The government of Nepal is preparing to allow marijuana cultivation for medicinal purposes, informs a source in the Ministry of Home Affairs.
The ministry’s Planning, Monitoring and Evaluation Division is preparing a standard operating procedure in this regard. The document will define provisions on the monitoring and regulation of marijuana cultivation. Thus, the ministry will ready for implementation in the next six months. It was being used for medicinal purposes for ages, but now it will be brought under the ambit of the law.For the past few years, there are demands rife for legalising marijuana. The rule under preparation, once implemented, will open a door to legalisation although partially.
Ganja also called cannabis in Nepal has been made illegal since 1976, but the country has a long history of use of cannabis for Ayurvedic medicine, intoxicant and as a holy offering for Hindu god Shiva and continues to produce cannabis illicitly.
Nepal has used psychoactive cannabis for centuries, and as early as the 1970s Nepalese Charas(opium) was recognized as the best available. Nepal was a gateway destination for every Ganja lover.
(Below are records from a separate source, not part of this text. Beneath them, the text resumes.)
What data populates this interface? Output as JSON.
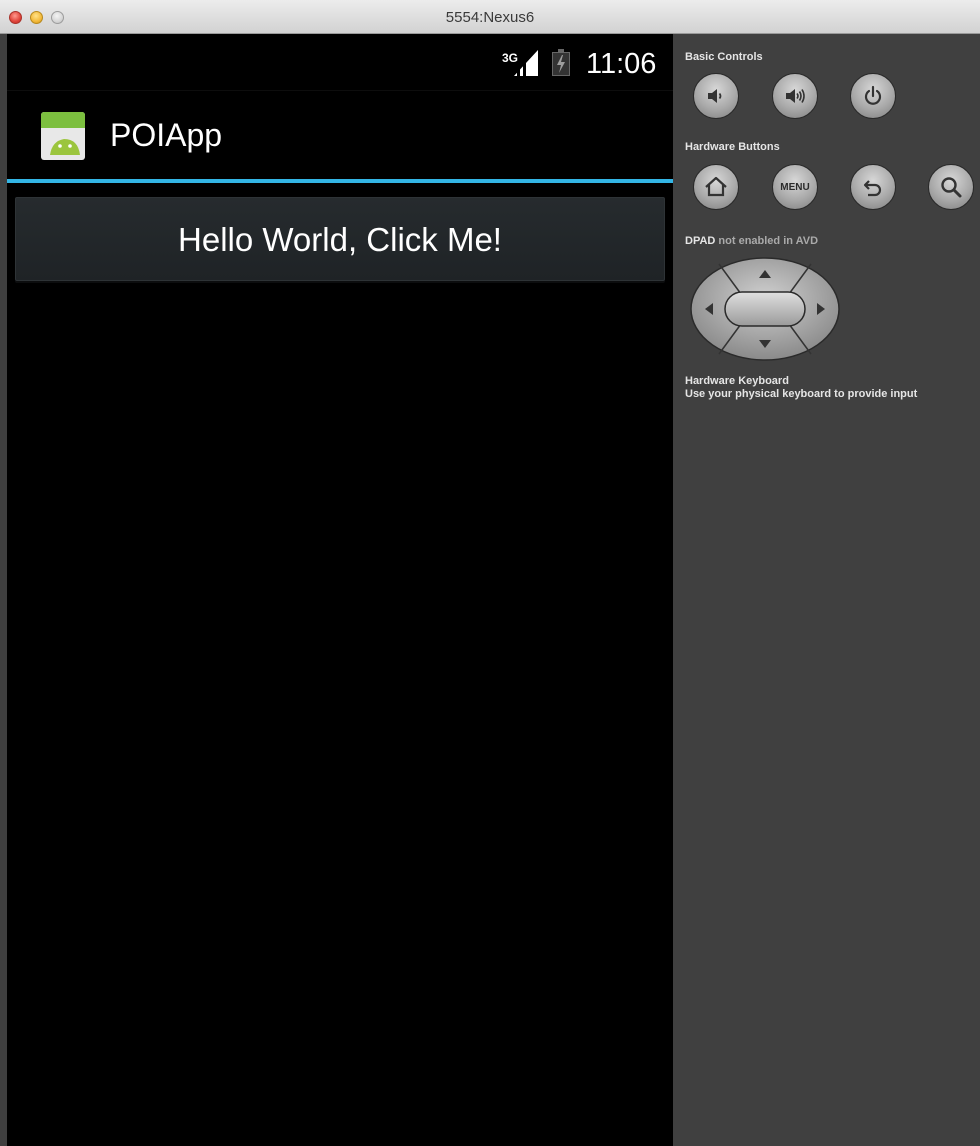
{
  "window": {
    "title": "5554:Nexus6"
  },
  "status_bar": {
    "network": "3G",
    "time": "11:06"
  },
  "app": {
    "title": "POIApp",
    "button_label": "Hello World, Click Me!"
  },
  "panel": {
    "basic_controls": {
      "label": "Basic Controls",
      "buttons": [
        "volume-down-icon",
        "volume-up-icon",
        "power-icon"
      ]
    },
    "hardware_buttons": {
      "label": "Hardware Buttons",
      "menu_label": "MENU",
      "buttons": [
        "home-icon",
        "menu",
        "back-icon",
        "search-icon"
      ]
    },
    "dpad": {
      "label_bold": "DPAD",
      "label_rest": "not enabled in AVD"
    },
    "keyboard": {
      "title": "Hardware Keyboard",
      "description": "Use your physical keyboard to provide input"
    }
  },
  "colors": {
    "accent": "#33b5e5",
    "panel_bg": "#404040",
    "screen_bg": "#000000"
  }
}
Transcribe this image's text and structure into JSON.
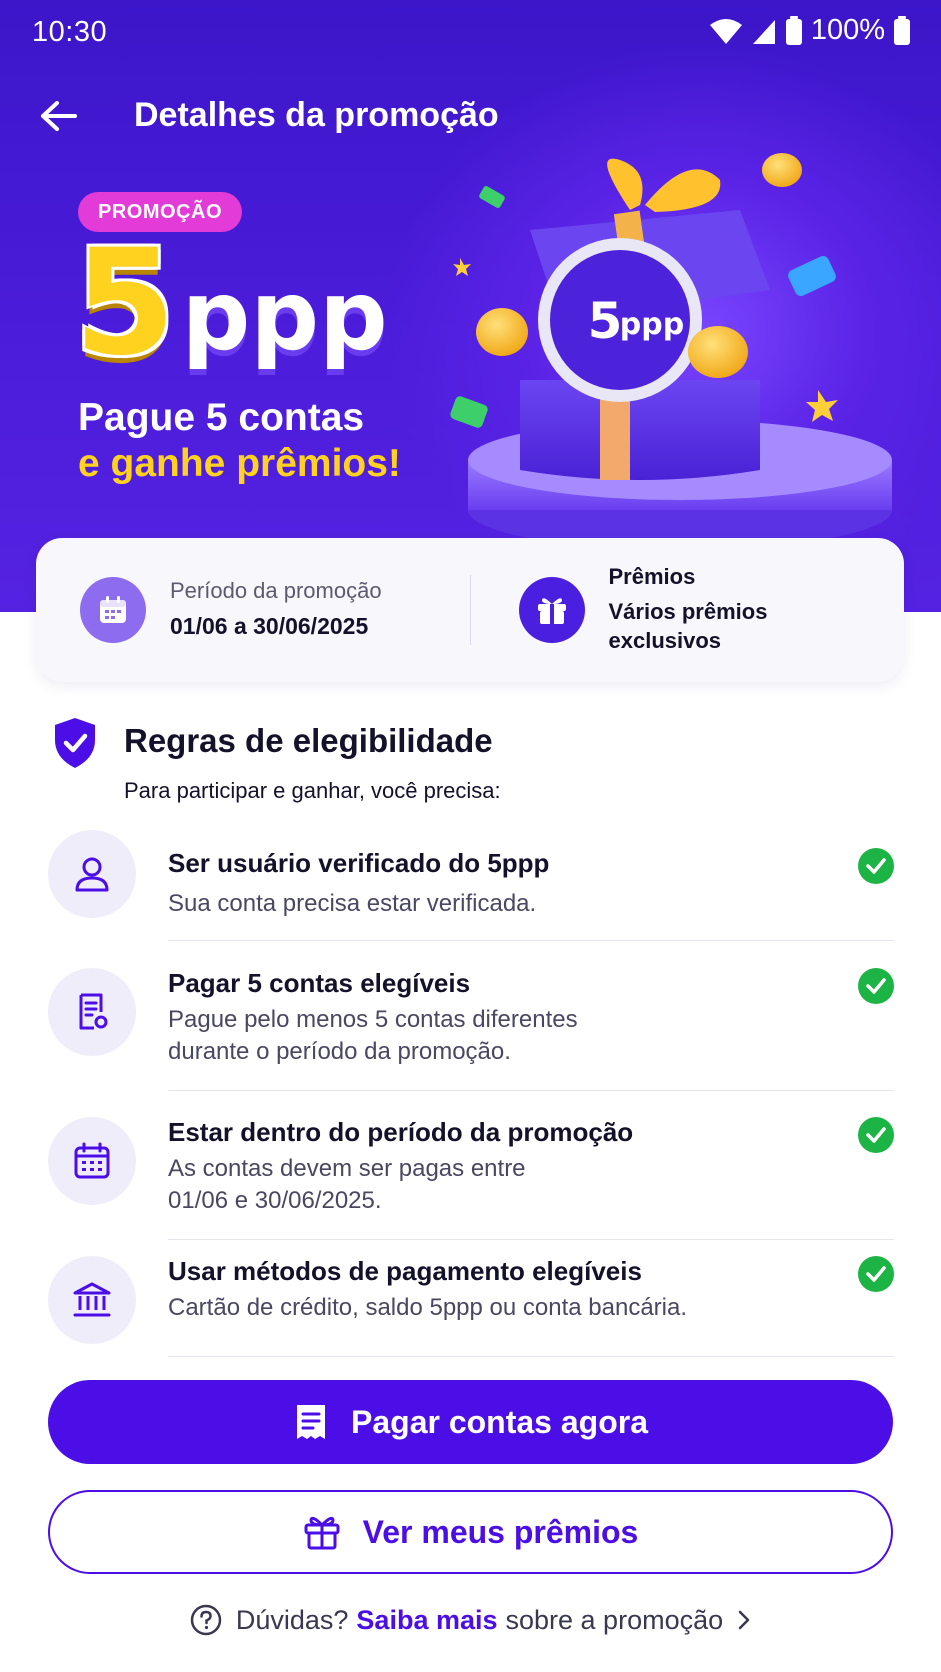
{
  "status_bar": {
    "time": "10:30",
    "battery": "100%"
  },
  "app_bar": {
    "title": "Detalhes da promoção"
  },
  "hero": {
    "badge": "PROMOÇÃO",
    "brand_number": "5",
    "brand_text": "ppp",
    "headline_line1": "Pague 5 contas",
    "headline_line2": "e ganhe prêmios!",
    "coin_label_number": "5",
    "coin_label_text": "ppp"
  },
  "info_card": {
    "period_label": "Período da promoção",
    "period_value": "01/06 a 30/06/2025",
    "prizes_label": "Prêmios",
    "prizes_value_line1": "Vários prêmios",
    "prizes_value_line2": "exclusivos"
  },
  "rules": {
    "title": "Regras de elegibilidade",
    "subtitle": "Para participar e ganhar, você precisa:",
    "items": [
      {
        "title": "Ser usuário verificado do 5ppp",
        "desc_line1": "Sua conta precisa estar verificada.",
        "desc_line2": "",
        "icon": "user-icon"
      },
      {
        "title": "Pagar 5 contas elegíveis",
        "desc_line1": "Pague pelo menos 5 contas diferentes",
        "desc_line2": "durante o período da promoção.",
        "icon": "bill-icon"
      },
      {
        "title": "Estar dentro do período da promoção",
        "desc_line1": "As contas devem ser pagas entre",
        "desc_line2": "01/06 e 30/06/2025.",
        "icon": "calendar-icon"
      },
      {
        "title": "Usar métodos de pagamento elegíveis",
        "desc_line1": "Cartão de crédito, saldo 5ppp ou conta bancária.",
        "desc_line2": "",
        "icon": "bank-icon"
      }
    ]
  },
  "buttons": {
    "primary": "Pagar contas agora",
    "secondary": "Ver meus prêmios"
  },
  "faq": {
    "prefix": "Dúvidas?",
    "link": "Saiba mais",
    "suffix": "sobre a promoção"
  },
  "colors": {
    "brand_purple": "#4b0ee6",
    "accent_yellow": "#ffd21f",
    "badge_pink": "#e23bd8",
    "check_green": "#1db446"
  }
}
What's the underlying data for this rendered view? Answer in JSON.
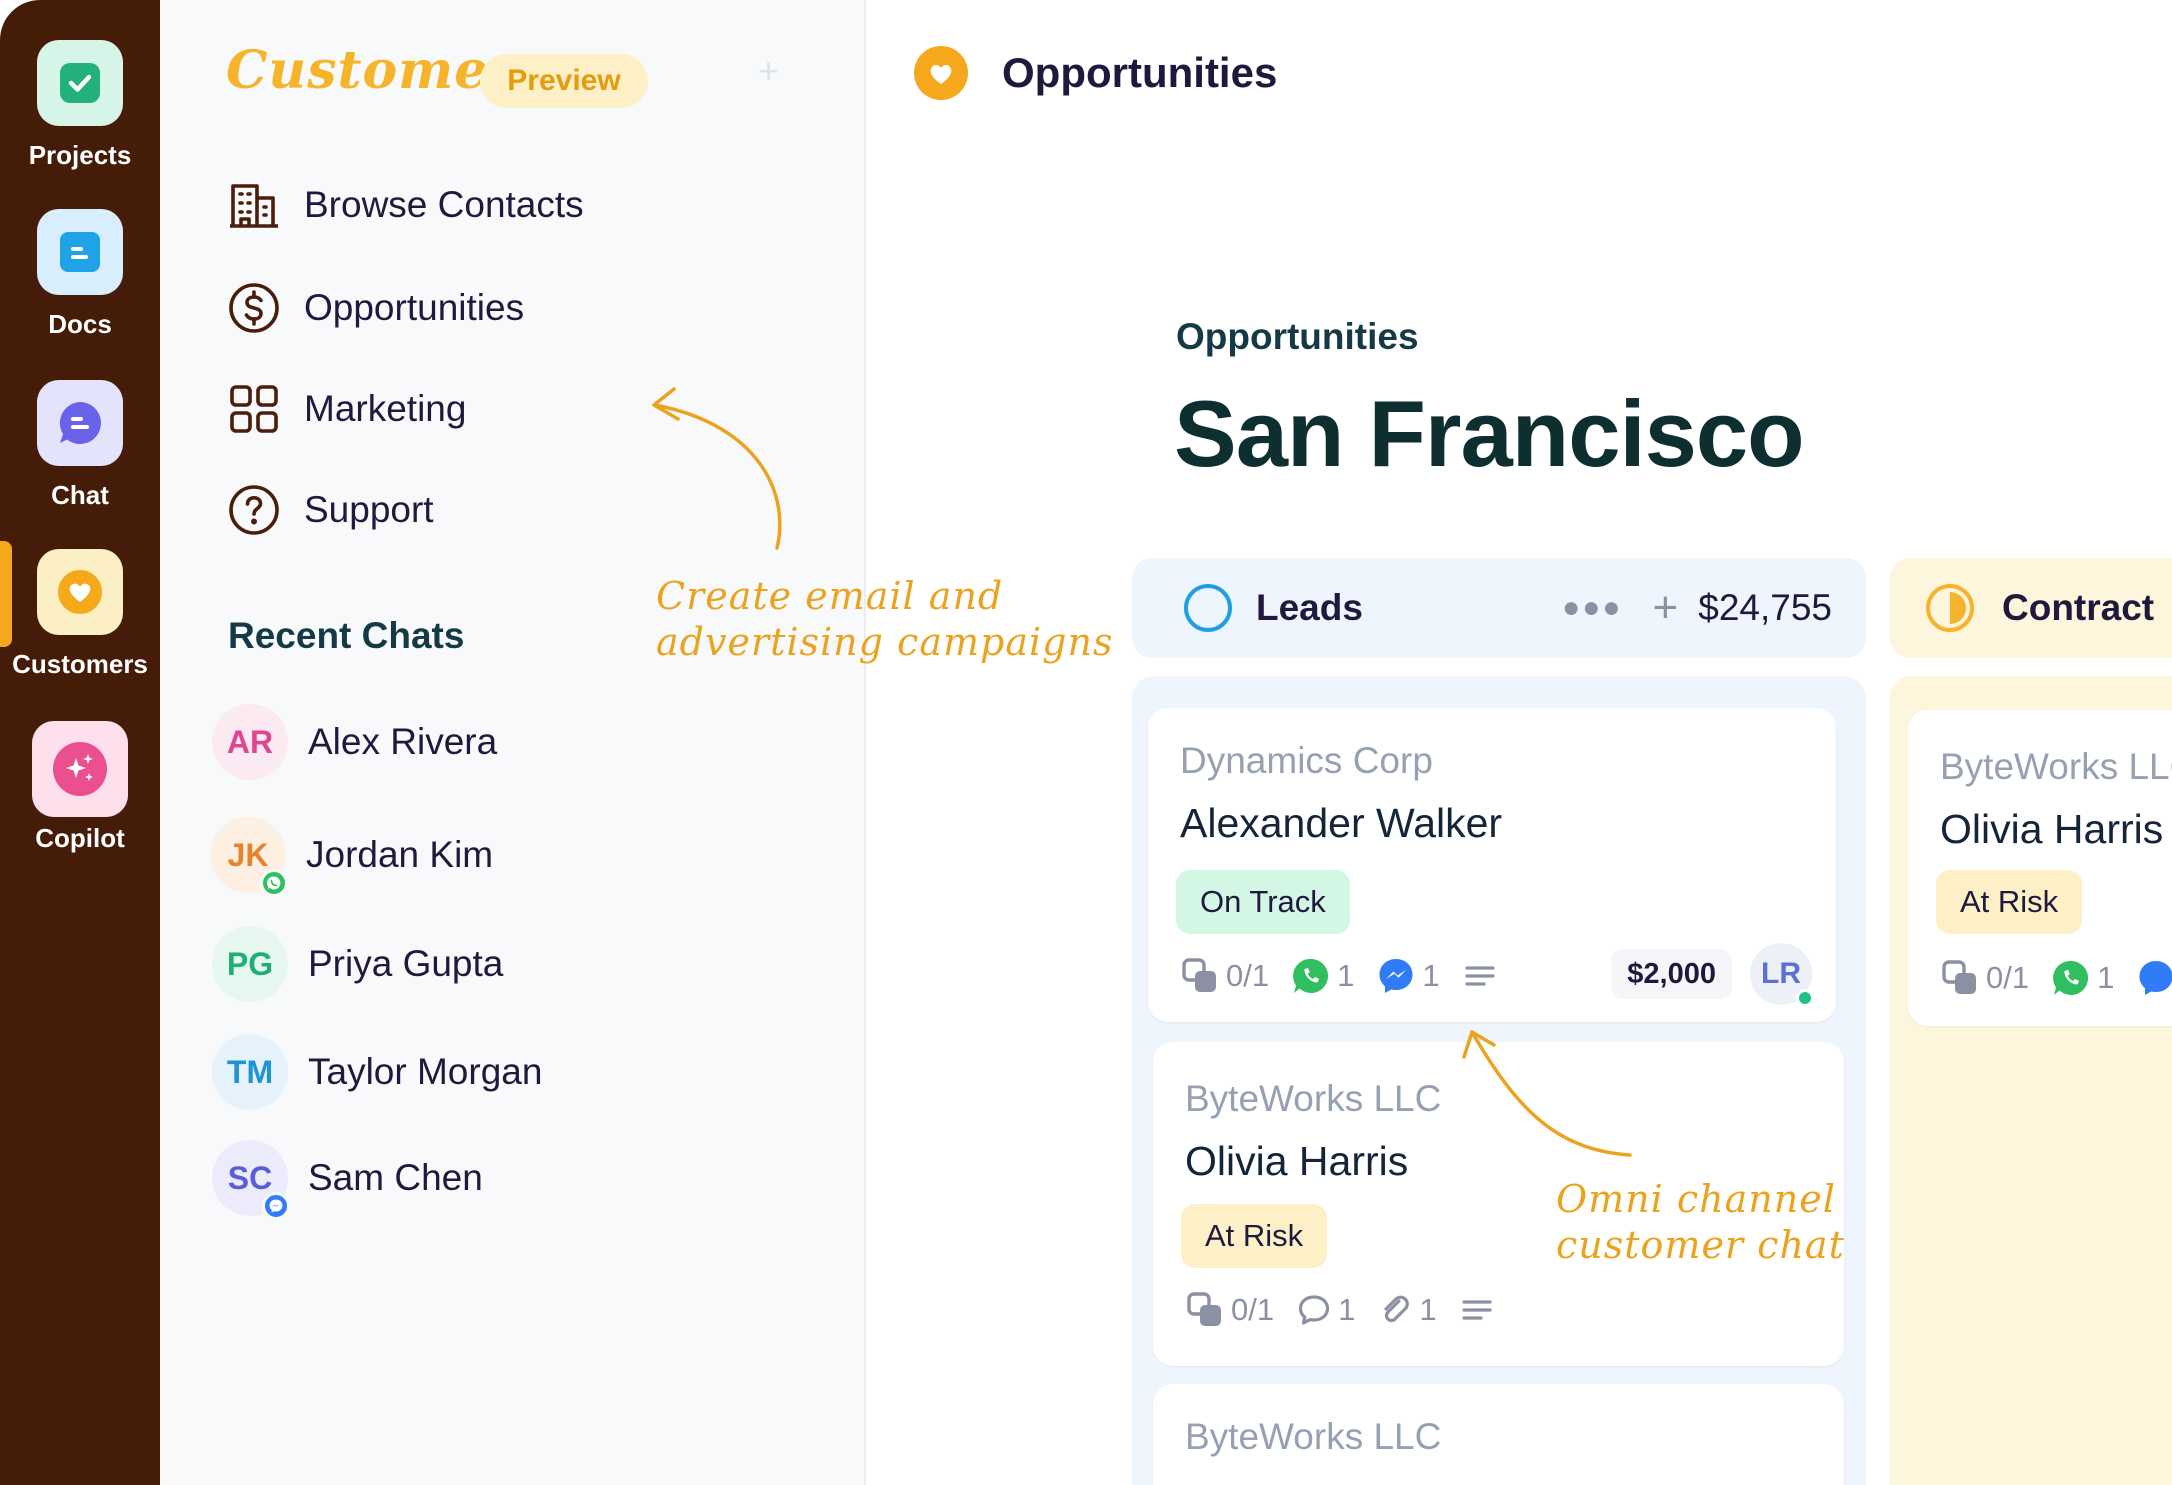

There used to be a street known as Freak Street where Marijuana products were sold openly by licensed agents.
Some lawmakers of Nepal are pushing to legalize marijuana decades after the Himalayan country, once an international hippie haven due to its Ganja cultivation, outlawed the production and consumption.
But Birodh Khatiwada, now Minister for Health and 47 other lawmakers are stressing the potential economic boost to the country from exports to meet demand for medical applications. They filed a motion in parliament in January of 2021 calling for legalization. Sher Bahadur Tamang, another lawmaker on March 2 the same year registered a private bill, paving the way for the federal government to legalize marijuana in Nepal.
The potential size of Nepal’s Ganja industry is yet to study in detail to determine. But according to Grand View Research, the global market is expected to reach $73.6 billion by 2027.
The lawmakers who are for legalising Ganja trade argue that because cannabis is legal now in Canada and many parts of the U.S., Nepal should follow suit and profit from its cultivation and sale amid increasing international acceptance and use. Also to worth mention that World Health Organization has also said that marijuana is not a drug.
The legislation calls for decriminalizing the production, sale, and consumption of cannabis by nullifying the 1976 Narcotics Drugs Control Act. That law stipulates three years of jail and a fine of 25,000 Nepali rupees ($210) for anyone found growing marijuana. Similarly, anyone found trafficking in it faces a prison term of between two and 10 years, plus a fine of 1,000 rupees.